What to do:
What is needed is an exact copy of every record.

The input:

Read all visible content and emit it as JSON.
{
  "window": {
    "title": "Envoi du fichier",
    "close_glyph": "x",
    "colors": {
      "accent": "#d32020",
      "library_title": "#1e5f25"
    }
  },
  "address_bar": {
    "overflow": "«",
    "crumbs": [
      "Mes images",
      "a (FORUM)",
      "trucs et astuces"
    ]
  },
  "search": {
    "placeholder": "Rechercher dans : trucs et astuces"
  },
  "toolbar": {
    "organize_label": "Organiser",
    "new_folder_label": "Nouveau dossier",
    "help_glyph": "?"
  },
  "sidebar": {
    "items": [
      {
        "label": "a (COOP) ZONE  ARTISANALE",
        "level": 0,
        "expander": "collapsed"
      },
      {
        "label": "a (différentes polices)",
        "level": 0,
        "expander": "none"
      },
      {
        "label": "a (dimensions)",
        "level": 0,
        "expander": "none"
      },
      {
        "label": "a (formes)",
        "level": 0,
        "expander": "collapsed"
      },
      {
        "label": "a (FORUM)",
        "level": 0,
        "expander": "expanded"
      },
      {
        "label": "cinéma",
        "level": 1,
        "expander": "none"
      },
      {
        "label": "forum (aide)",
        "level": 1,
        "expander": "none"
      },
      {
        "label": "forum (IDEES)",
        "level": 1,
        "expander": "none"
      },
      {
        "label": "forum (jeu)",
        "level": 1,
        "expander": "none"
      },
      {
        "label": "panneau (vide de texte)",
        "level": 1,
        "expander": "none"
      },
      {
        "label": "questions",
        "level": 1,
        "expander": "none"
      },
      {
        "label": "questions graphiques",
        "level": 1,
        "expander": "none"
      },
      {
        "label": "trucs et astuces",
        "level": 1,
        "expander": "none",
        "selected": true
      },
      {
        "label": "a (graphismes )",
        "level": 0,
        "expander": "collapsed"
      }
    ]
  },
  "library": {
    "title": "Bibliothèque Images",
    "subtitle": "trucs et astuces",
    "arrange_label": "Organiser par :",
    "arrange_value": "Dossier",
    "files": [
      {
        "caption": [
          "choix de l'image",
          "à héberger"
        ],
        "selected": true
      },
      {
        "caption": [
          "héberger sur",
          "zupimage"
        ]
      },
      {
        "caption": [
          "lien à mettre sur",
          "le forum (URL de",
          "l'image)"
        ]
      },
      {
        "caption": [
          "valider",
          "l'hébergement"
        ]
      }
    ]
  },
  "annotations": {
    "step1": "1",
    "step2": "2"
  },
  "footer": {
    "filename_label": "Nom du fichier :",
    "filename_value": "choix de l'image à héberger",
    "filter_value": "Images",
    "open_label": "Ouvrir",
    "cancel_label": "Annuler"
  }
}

Exercise result:
Read all visible content and emit it as JSON.
{
  "window": {
    "title": "Envoi du fichier",
    "close_glyph": "x",
    "colors": {
      "accent": "#d32020",
      "library_title": "#1e5f25"
    }
  },
  "address_bar": {
    "overflow": "«",
    "crumbs": [
      "Mes images",
      "a (FORUM)",
      "trucs et astuces"
    ]
  },
  "search": {
    "placeholder": "Rechercher dans : trucs et astuces"
  },
  "toolbar": {
    "organize_label": "Organiser",
    "new_folder_label": "Nouveau dossier",
    "help_glyph": "?"
  },
  "sidebar": {
    "items": [
      {
        "label": "a (COOP) ZONE  ARTISANALE",
        "level": 0,
        "expander": "collapsed"
      },
      {
        "label": "a (différentes polices)",
        "level": 0,
        "expander": "none"
      },
      {
        "label": "a (dimensions)",
        "level": 0,
        "expander": "none"
      },
      {
        "label": "a (formes)",
        "level": 0,
        "expander": "collapsed"
      },
      {
        "label": "a (FORUM)",
        "level": 0,
        "expander": "expanded"
      },
      {
        "label": "cinéma",
        "level": 1,
        "expander": "none"
      },
      {
        "label": "forum (aide)",
        "level": 1,
        "expander": "none"
      },
      {
        "label": "forum (IDEES)",
        "level": 1,
        "expander": "none"
      },
      {
        "label": "forum (jeu)",
        "level": 1,
        "expander": "none"
      },
      {
        "label": "panneau (vide de texte)",
        "level": 1,
        "expander": "none"
      },
      {
        "label": "questions",
        "level": 1,
        "expander": "none"
      },
      {
        "label": "questions graphiques",
        "level": 1,
        "expander": "none"
      },
      {
        "label": "trucs et astuces",
        "level": 1,
        "expander": "none",
        "selected": true
      },
      {
        "label": "a (graphismes )",
        "level": 0,
        "expander": "collapsed"
      }
    ]
  },
  "library": {
    "title": "Bibliothèque Images",
    "subtitle": "trucs et astuces",
    "arrange_label": "Organiser par :",
    "arrange_value": "Dossier",
    "files": [
      {
        "caption": [
          "choix de l'image",
          "à héberger"
        ],
        "selected": true
      },
      {
        "caption": [
          "héberger sur",
          "zupimage"
        ]
      },
      {
        "caption": [
          "lien à mettre sur",
          "le forum (URL de",
          "l'image)"
        ]
      },
      {
        "caption": [
          "valider",
          "l'hébergement"
        ]
      }
    ]
  },
  "annotations": {
    "step1": "1",
    "step2": "2"
  },
  "footer": {
    "filename_label": "Nom du fichier :",
    "filename_value": "choix de l'image à héberger",
    "filter_value": "Images",
    "open_label": "Ouvrir",
    "cancel_label": "Annuler"
  }
}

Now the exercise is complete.